With its rows of brightly-painted townhouses, rolling hills, and fog churning in every evening, San Francisco reminded me of a larger, exaggerated version of St. John’s. Like downtown St. John’s, it rewards pedestrians with a lively panorama of colourful architecture and charming neighborhoods. We spent four full days wandering the city, traversing just about every neighbourhood described in our travel guide. Avoiding the touristy areas at first, we eventually ended up among the gift shops and animated crowds of Fisherman’s Wharf, where we were lucky enough to stumble across the Musée Mécanique.
The Musée’s narrow rows of quaint wooden structures were almost a miniature version of San Francisco’s streets, and promised as much: numerous brightly-painted signs offered the thrill of racing simulations, baseball games, and other challenges in exchange for a coin or two. Plunking a quarter through a slot might cause an entire matchstick circus to spring to life, or an elaborate mechanical orchestra to launch into a tune. Other cabinets beckoned with darker fare, including several mechanical puppet shows dourly reenacting executions, and plenty of peepshows featuring hand-tinted photographs of scantily-clad models. A few machines offered the city itself: foggy vignettes of a much younger San Francisco, or worn stereograms of impossible devastation from historic quakes.
Both mechanical and electronic games had their place at the Musée, with video game classics like Pong and Pole Position adjacent to their penny arcade ancestors. In one corner a large cabinet with a steering mechanism allowed the player to wrench a tin car back and forth across a painted cloth road that scrolled rapidly, creating a twisting racetrack. I loved the tactile nature of the penny arcade machines; the tarnished buttons and quaint hand-painted signs, the creak, clack and clunk of convoluted wooden mechanisms, the hand-cranked peepshows. Even the dust covering the circus puppets made them seem more real. It is easy to imagine the maintenance required to keep such antiquated equipment in working condition, and the machines felt frail but cared-for; even Pong’s slowly wavering screen and primitive paddle dial lent the game an elderly tenderness. Such a sumptuous entertainment; compared to the full-course feast offered by Musée Mécanique, playing Tiny Wings on my iPod feels like swallowing a pill.
The Musée itself seemed strangely automated; though the aisles were crowded with visitors, I didn’t notice anyone who looked like an employee. Admission was free, though the coin-operated machines happily accepted cash. Appropriately enough, the “gift shop” was a vending machine near the entrance, dispensing booklets, DVDs, and other souvenirs.
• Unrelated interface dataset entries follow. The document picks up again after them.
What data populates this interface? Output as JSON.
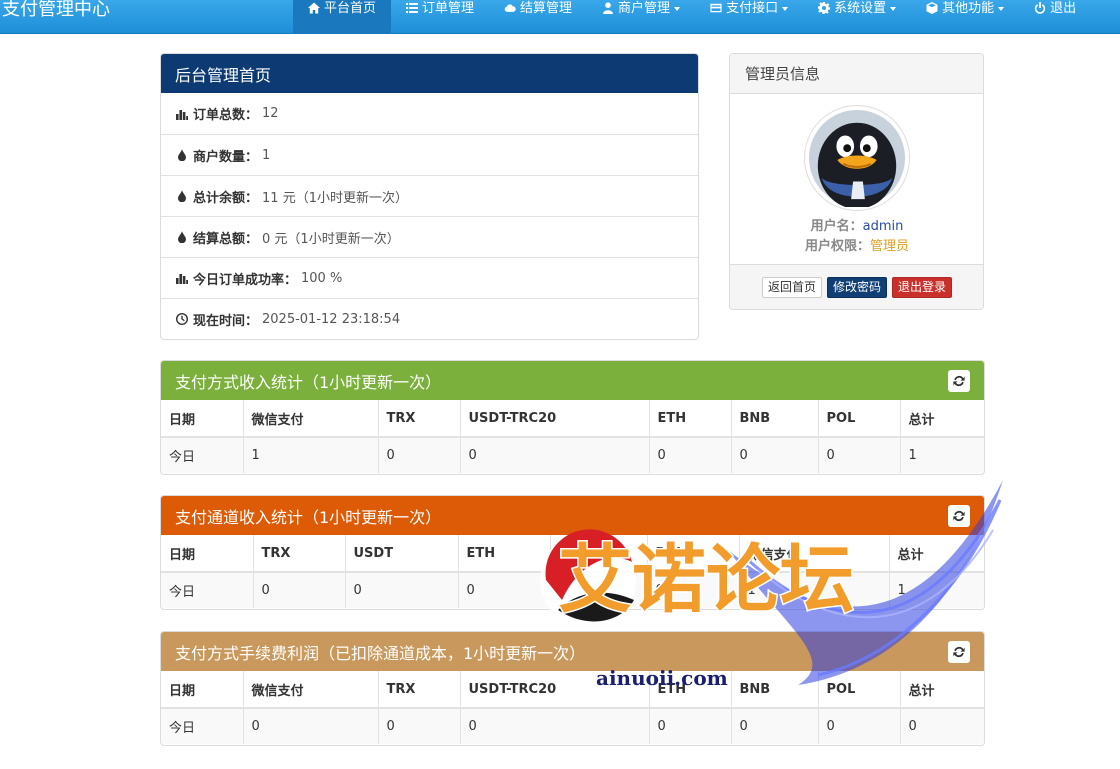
{
  "brand": "支付管理中心",
  "nav": [
    {
      "label": "平台首页",
      "icon": "home-icon",
      "active": true
    },
    {
      "label": "订单管理",
      "icon": "list-icon"
    },
    {
      "label": "结算管理",
      "icon": "cloud-icon"
    },
    {
      "label": "商户管理",
      "icon": "user-icon",
      "dropdown": true
    },
    {
      "label": "支付接口",
      "icon": "credit-card-icon",
      "dropdown": true
    },
    {
      "label": "系统设置",
      "icon": "gear-icon",
      "dropdown": true
    },
    {
      "label": "其他功能",
      "icon": "box-icon",
      "dropdown": true
    },
    {
      "label": "退出",
      "icon": "power-icon"
    }
  ],
  "home": {
    "title": "后台管理首页",
    "rows": [
      {
        "icon": "bar-chart-icon",
        "label": "订单总数：",
        "value": "12"
      },
      {
        "icon": "drop-icon",
        "label": "商户数量：",
        "value": "1"
      },
      {
        "icon": "drop-icon",
        "label": "总计余额：",
        "value": "11 元（1小时更新一次）"
      },
      {
        "icon": "drop-icon",
        "label": "结算总额：",
        "value": "0 元（1小时更新一次）"
      },
      {
        "icon": "bar-chart-icon",
        "label": "今日订单成功率：",
        "value": "100 %"
      },
      {
        "icon": "clock-icon",
        "label": "现在时间：",
        "value": " 2025-01-12 23:18:54"
      }
    ]
  },
  "admin": {
    "title": "管理员信息",
    "username_label": "用户名：",
    "username": "admin",
    "role_label": "用户权限：",
    "role": "管理员",
    "buttons": {
      "home": "返回首页",
      "password": "修改密码",
      "logout": "退出登录"
    }
  },
  "tables": [
    {
      "title": "支付方式收入统计（1小时更新一次）",
      "color": "#7ab03b",
      "headers": [
        "日期",
        "微信支付",
        "TRX",
        "USDT-TRC20",
        "ETH",
        "BNB",
        "POL",
        "总计"
      ],
      "rows": [
        [
          "今日",
          "1",
          "0",
          "0",
          "0",
          "0",
          "0",
          "1"
        ]
      ]
    },
    {
      "title": "支付通道收入统计（1小时更新一次）",
      "color": "#dd5a06",
      "headers": [
        "日期",
        "TRX",
        "USDT",
        "ETH",
        "BNB",
        "POL",
        "微信支付",
        "总计"
      ],
      "rows": [
        [
          "今日",
          "0",
          "0",
          "0",
          "0",
          "0",
          "1",
          "1"
        ]
      ]
    },
    {
      "title": "支付方式手续费利润（已扣除通道成本，1小时更新一次）",
      "color": "#c9985c",
      "headers": [
        "日期",
        "微信支付",
        "TRX",
        "USDT-TRC20",
        "ETH",
        "BNB",
        "POL",
        "总计"
      ],
      "rows": [
        [
          "今日",
          "0",
          "0",
          "0",
          "0",
          "0",
          "0",
          "0"
        ]
      ]
    }
  ],
  "watermark": {
    "title": "艾诺论坛",
    "url": "ainuoii.com"
  },
  "colors": {
    "navbar": "#2a9be2",
    "home_header": "#0d3a73"
  }
}
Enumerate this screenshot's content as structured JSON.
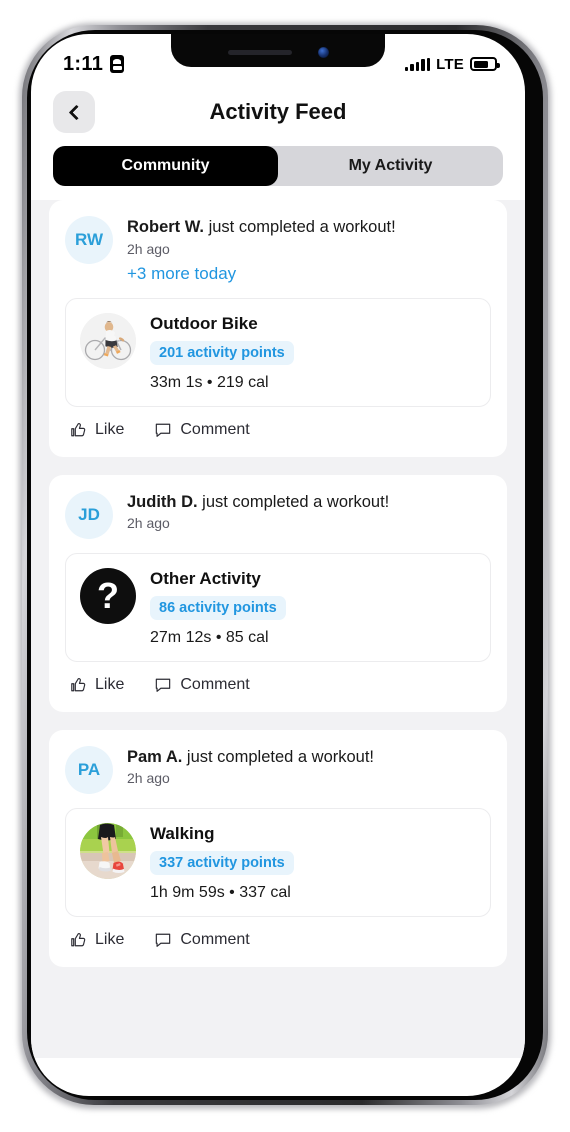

My first video game system was an Atari 2600, with its eclectic assortment of controllers: two plastic joysticks, a pair of Pong paddles, a steering wheel, and a square pad with a buttons and paper overlays for each game. One of the paddle controllers snapped in two during a particularly epic game of Space Invaders, and my dad fixed it with an old thermostat dial, forever associating in my mind childhood video games with the phrase “comfort zone”.